Besides the fact that green screen effects can still look this bad — it’s like the Return of the Jedi (1983) speeder bike chase scene all over again! King Kong (2005) basically nailed this technological stuff 15 years ago people c’mon! — the whole picture appears more lost and hastily assembled not when it comes to its effects team, but rather when it comes to its writing; s**t gets so junkie hooked on using awkward McGuffins at any given time that they didn’t even try to make them seem plausible by the end, probably just thinking by that point, “ah screw it; this will happen cause we want it to and we’re done making excuses for it; go home now and please don’t act like you care enough to complain after all we’ve been through”, and by golly they were absolutely f**king right because I didn’t. If anything, it was like I was collectively witnessing an actual crumbling idea fall in full cinematic view. I’m sure someone will find a bit of beauty in that, right?

Yet, in hindsight, I can’t say this movie is a complete unwatchable disaster, more so gearing towards the painfully mediocre and run-of the mill side of things than the abysmally amateur; although if you ask me, “run-of-the-mill” is starting to become the new “abysmal” and “amateur” for me. But yes, this does entail, however, that the expectedly professional actors do give competent performances here, and The Rock’s (i.e. Frank Wolff’s) trickster persona ends up being by a long-shot the most entertaining thing about the film despite how they idly write in and reveal his many complexions. I can’t turn down the Nazi-incentive attitude of good old Meth Damon too, though I wish they let the man go full psycho instead of chastising his peculiarities every time it finally seemed like they were about to burst. Nonetheless, I do genuinely think there are a few clever scallywag gags here and there that do remind me of some A-class Pirates fare [again, mostly transpiring because of the shenanigans by The Rock (i.e. Frank Wolff)] but it only happens ever so occasionally within this over two-hour runtime that feels more like it’s wasting minutes being indecisive of if it should cater to the modern thrills of say a Jumanji 2 (2017)-type framework or rather the nostalgia of its acclaimed adventurous ancestors.
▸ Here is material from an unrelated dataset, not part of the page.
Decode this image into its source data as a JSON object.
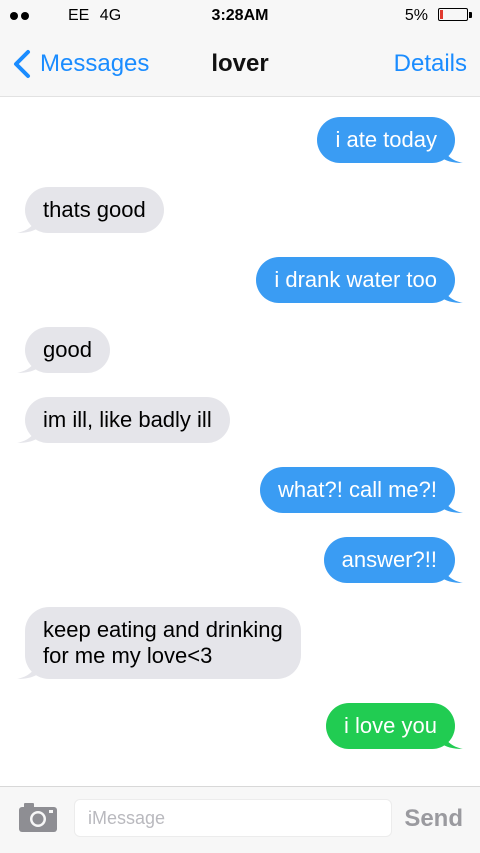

In my opinion, it just barely fails in both regards. All in all, Jungle Cruise is sadly *sigh* mostly nothing but forgettable.

Anyways, does anyone else think Emily Blunt kind of looks like Billie Eilish? Idk why, but I just noticed that…

Verdict: D+

2021 Ranked

“Jungle Cruise” is now playing in theaters and available to purchase on Disney+.